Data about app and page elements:
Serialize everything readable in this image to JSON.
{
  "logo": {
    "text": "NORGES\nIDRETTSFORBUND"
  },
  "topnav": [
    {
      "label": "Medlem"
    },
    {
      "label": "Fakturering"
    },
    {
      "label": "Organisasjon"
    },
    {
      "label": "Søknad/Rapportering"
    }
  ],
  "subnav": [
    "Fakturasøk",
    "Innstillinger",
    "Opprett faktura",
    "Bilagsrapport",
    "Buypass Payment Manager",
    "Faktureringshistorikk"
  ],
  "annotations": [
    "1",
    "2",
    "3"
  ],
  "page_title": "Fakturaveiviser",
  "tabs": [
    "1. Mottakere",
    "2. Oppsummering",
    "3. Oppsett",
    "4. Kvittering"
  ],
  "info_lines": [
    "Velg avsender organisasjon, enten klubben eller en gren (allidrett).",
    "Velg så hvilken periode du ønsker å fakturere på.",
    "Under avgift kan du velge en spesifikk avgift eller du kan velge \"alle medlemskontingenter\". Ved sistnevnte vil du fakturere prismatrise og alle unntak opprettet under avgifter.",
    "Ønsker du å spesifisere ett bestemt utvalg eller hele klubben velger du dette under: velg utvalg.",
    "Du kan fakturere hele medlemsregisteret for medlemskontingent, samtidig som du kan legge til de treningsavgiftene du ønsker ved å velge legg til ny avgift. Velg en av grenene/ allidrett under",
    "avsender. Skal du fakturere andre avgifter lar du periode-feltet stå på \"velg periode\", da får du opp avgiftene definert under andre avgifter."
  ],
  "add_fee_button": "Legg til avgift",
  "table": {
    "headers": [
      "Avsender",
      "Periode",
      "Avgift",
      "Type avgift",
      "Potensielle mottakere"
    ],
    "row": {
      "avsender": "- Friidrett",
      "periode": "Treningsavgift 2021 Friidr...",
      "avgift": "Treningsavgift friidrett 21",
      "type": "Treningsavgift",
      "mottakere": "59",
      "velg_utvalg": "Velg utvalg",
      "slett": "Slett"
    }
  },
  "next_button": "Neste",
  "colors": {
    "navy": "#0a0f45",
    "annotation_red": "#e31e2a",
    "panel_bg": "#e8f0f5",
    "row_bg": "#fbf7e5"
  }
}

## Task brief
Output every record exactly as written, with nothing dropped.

## Completed exercise
Serialize everything readable in this image to JSON.
{
  "logo": {
    "text": "NORGES\nIDRETTSFORBUND"
  },
  "topnav": [
    {
      "label": "Medlem"
    },
    {
      "label": "Fakturering"
    },
    {
      "label": "Organisasjon"
    },
    {
      "label": "Søknad/Rapportering"
    }
  ],
  "subnav": [
    "Fakturasøk",
    "Innstillinger",
    "Opprett faktura",
    "Bilagsrapport",
    "Buypass Payment Manager",
    "Faktureringshistorikk"
  ],
  "annotations": [
    "1",
    "2",
    "3"
  ],
  "page_title": "Fakturaveiviser",
  "tabs": [
    "1. Mottakere",
    "2. Oppsummering",
    "3. Oppsett",
    "4. Kvittering"
  ],
  "info_lines": [
    "Velg avsender organisasjon, enten klubben eller en gren (allidrett).",
    "Velg så hvilken periode du ønsker å fakturere på.",
    "Under avgift kan du velge en spesifikk avgift eller du kan velge \"alle medlemskontingenter\". Ved sistnevnte vil du fakturere prismatrise og alle unntak opprettet under avgifter.",
    "Ønsker du å spesifisere ett bestemt utvalg eller hele klubben velger du dette under: velg utvalg.",
    "Du kan fakturere hele medlemsregisteret for medlemskontingent, samtidig som du kan legge til de treningsavgiftene du ønsker ved å velge legg til ny avgift. Velg en av grenene/ allidrett under",
    "avsender. Skal du fakturere andre avgifter lar du periode-feltet stå på \"velg periode\", da får du opp avgiftene definert under andre avgifter."
  ],
  "add_fee_button": "Legg til avgift",
  "table": {
    "headers": [
      "Avsender",
      "Periode",
      "Avgift",
      "Type avgift",
      "Potensielle mottakere"
    ],
    "row": {
      "avsender": "- Friidrett",
      "periode": "Treningsavgift 2021 Friidr...",
      "avgift": "Treningsavgift friidrett 21",
      "type": "Treningsavgift",
      "mottakere": "59",
      "velg_utvalg": "Velg utvalg",
      "slett": "Slett"
    }
  },
  "next_button": "Neste",
  "colors": {
    "navy": "#0a0f45",
    "annotation_red": "#e31e2a",
    "panel_bg": "#e8f0f5",
    "row_bg": "#fbf7e5"
  }
}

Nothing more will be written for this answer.